Try it -> Read the records and gather each line that includes "icon".

[Collected data entries]
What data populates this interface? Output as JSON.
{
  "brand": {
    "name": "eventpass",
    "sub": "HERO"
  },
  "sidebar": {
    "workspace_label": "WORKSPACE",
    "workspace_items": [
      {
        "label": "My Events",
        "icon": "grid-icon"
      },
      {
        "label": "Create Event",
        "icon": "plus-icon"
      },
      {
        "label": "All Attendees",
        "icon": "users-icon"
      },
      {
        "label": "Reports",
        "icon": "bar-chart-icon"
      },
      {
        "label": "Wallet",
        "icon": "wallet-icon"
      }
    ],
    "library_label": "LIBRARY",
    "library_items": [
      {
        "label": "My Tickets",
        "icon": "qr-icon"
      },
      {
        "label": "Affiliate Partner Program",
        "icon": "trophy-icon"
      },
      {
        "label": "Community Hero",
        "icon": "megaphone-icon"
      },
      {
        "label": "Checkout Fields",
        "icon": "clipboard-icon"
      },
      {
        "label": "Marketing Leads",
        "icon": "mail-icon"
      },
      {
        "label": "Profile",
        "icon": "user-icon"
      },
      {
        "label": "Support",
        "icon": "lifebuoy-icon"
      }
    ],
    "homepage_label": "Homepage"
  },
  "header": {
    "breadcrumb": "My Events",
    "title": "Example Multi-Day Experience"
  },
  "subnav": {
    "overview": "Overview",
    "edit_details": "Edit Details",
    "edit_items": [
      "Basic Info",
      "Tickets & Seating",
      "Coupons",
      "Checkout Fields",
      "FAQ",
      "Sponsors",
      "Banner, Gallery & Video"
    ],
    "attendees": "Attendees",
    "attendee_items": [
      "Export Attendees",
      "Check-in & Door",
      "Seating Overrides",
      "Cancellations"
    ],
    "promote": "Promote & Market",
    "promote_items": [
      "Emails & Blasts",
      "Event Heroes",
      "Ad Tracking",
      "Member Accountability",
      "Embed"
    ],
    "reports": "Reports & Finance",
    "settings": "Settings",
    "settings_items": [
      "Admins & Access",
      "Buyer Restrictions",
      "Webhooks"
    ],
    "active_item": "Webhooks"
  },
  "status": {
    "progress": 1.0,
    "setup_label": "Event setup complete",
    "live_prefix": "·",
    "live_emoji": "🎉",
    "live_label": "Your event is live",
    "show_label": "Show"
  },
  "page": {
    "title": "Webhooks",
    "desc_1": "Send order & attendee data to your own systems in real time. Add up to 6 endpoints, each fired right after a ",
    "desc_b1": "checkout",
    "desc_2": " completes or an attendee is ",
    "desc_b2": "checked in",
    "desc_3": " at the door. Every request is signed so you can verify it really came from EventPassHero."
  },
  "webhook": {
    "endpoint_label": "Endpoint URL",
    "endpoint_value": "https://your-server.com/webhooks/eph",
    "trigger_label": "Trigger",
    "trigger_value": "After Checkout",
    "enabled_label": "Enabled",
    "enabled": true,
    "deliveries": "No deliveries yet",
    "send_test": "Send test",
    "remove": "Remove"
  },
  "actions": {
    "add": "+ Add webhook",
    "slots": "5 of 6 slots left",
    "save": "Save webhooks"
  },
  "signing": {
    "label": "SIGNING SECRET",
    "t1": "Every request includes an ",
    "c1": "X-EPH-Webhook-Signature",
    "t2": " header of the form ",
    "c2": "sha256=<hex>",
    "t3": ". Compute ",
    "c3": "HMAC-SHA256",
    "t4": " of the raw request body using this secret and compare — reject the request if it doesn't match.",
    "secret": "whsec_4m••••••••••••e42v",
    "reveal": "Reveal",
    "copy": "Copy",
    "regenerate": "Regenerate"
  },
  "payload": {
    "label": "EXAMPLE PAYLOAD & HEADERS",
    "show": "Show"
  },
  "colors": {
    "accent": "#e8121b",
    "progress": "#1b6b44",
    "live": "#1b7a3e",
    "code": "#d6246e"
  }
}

Result ->
        "icon": "grid-icon"
        "icon": "plus-icon"
        "icon": "users-icon"
        "icon": "bar-chart-icon"
        "icon": "wallet-icon"
        "icon": "qr-icon"
        "icon": "trophy-icon"
        "icon": "megaphone-icon"
        "icon": "clipboard-icon"
        "icon": "mail-icon"
        "icon": "user-icon"
        "icon": "lifebuoy-icon"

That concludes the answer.